Thatâ€™s not good. It paralyzes life.
Politicians sometimes say they understand the problem. They promise to â€œsimplify.â€ But they rarely do. Mostly, they come up with new rules. Itâ€™s just natural. Itâ€™s how the public measures politicians. Schoolchildren on Washington tours ask, â€œWhat laws did you pass?â€ If they donâ€™t pass new laws, the media whine about the â€œdo-nothing Congress.â€
This is also not good.
When so much is illegal, common sense dies. Out of fear of breaking rules, people stop innovating, trying, helping.
Think I exaggerate? Consider what happened in Britain, a country even more rule-bound than America. A man had an epileptic seizure and fell into a shallow pond. Rescue workers might have saved him, but they wouldnâ€™t enter the 3-foot-deep pond. Why? Because â€œsafetyâ€ rules passed after rescuers drowned in a river now prohibited â€œemergency workersâ€ from entering water above their ankles. Only 30 minutes later, when rescue workers with â€œstage 2 trainingâ€ arrived, did they enter the water, discover that the man was dead and carry him to the approved inflatable medical tent. Twenty other cops, firemen and â€œrescuersâ€ stood next to the pond and watched.
The ancient Chinese philosopher Lao Tzu, sometimes called the first libertarian thinker, said, â€œThe more artificial taboos and restrictions there are in the world, the more the people are impoverished….The more that laws and regulations are given prominence, the more thieves and robbers there will be.â€ He complained that there were â€œlaws and regulations more numerous than the hairs of an ox.â€ What would he have thought of our world?

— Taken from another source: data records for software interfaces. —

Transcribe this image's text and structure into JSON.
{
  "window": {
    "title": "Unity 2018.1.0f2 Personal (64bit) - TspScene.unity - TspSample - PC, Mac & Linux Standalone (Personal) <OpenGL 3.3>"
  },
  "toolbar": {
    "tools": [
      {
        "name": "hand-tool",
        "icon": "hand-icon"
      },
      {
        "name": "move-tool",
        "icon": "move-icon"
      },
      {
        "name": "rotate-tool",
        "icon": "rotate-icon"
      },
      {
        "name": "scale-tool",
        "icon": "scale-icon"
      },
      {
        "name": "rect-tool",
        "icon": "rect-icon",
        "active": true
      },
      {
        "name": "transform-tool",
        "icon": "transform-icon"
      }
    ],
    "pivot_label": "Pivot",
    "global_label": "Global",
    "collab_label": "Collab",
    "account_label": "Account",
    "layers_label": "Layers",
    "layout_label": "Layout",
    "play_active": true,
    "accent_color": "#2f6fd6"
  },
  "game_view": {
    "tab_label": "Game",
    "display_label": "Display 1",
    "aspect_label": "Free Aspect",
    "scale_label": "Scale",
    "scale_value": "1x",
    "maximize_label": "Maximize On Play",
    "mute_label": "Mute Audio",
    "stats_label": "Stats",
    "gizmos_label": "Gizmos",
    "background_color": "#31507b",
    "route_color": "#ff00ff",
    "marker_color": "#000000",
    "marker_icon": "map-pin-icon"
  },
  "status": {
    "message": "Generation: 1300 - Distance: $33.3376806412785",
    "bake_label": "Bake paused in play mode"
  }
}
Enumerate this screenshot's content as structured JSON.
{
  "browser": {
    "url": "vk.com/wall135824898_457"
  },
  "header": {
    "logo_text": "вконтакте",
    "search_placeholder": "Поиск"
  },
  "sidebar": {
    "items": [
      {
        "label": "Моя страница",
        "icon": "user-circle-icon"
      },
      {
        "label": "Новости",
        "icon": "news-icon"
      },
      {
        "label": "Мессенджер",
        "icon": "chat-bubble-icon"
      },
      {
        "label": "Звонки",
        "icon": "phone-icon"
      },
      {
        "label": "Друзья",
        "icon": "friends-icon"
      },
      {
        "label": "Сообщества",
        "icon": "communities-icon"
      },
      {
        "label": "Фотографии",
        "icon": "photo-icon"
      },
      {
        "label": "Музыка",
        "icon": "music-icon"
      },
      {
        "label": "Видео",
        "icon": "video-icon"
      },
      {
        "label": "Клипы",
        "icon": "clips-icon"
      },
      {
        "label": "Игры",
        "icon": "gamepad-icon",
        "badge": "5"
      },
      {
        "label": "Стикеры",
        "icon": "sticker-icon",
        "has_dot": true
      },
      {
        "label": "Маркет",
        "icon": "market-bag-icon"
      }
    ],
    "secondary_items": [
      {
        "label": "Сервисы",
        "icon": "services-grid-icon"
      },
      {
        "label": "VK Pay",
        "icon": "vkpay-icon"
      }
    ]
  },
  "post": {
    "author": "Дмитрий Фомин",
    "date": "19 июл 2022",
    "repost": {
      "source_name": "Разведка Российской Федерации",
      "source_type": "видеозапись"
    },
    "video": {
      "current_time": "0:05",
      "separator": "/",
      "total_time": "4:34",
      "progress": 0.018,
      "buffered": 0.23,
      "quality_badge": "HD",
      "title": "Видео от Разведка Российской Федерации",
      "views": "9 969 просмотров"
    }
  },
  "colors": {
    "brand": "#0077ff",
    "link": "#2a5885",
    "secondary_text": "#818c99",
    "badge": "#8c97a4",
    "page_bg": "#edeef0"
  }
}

Big-government advocates will say that as society grows more complex, laws must multiply to keep up. The opposite is true. It is precisely because society is unfathomably complex that laws must be kept simple. No legislature can possibly prescribe rules for the complex network of uncountable transactions and acts of cooperation that take place every day. Not only is the knowledge that would be required to make such a regulatory regime work unavailable to the planners, it doesnâ€™t actually exist, because people donâ€™t know what they will want or do until they confront alternatives in the real world. Any attempt to manage a modern society is more like a bull in a darkened china shop than a finely tuned machine. No wonder the schemes of politicians go awry.
F.A. Hayek wisely said, â€œThe curious task of economics is to demonstrate to men how little they really know about what they imagine they can design.â€ Another Nobel laureate, James M. Buchanan, put it this way: â€œEconomics is the art of putting parameters on our utopias.â€
Barack Obama and his ilk in both parties donâ€™t want parameters on their utopias. They think the world is subject to their manipulation. That idea was debunked years ago.
â€œWith good men and strong governments everything was considered feasible,â€ the great Austrian economist Ludwig von Mises wrote. But with the advent of economics, â€œit was learned that … there is something operative which power and force are unable to alter and to which they must adjust themselves if they hope to achieve success, in precisely the same way as they must taken into account the laws of nature.â€
I wish our politicians knew that. I wish theyâ€™d stop their presumptuous schemes.
We need to end the orgy of rule-making at once and embrace the simple rules that true liberals like Americaâ€™s founders envisioned.
John Stossel (read his Reason archive) is the host of Stossel, which airs Thursdays on the FOX Business Network at 9 pm ET and is rebroadcast on Saturdays and Sundays at 9pm & midnight ET. Go here for more info.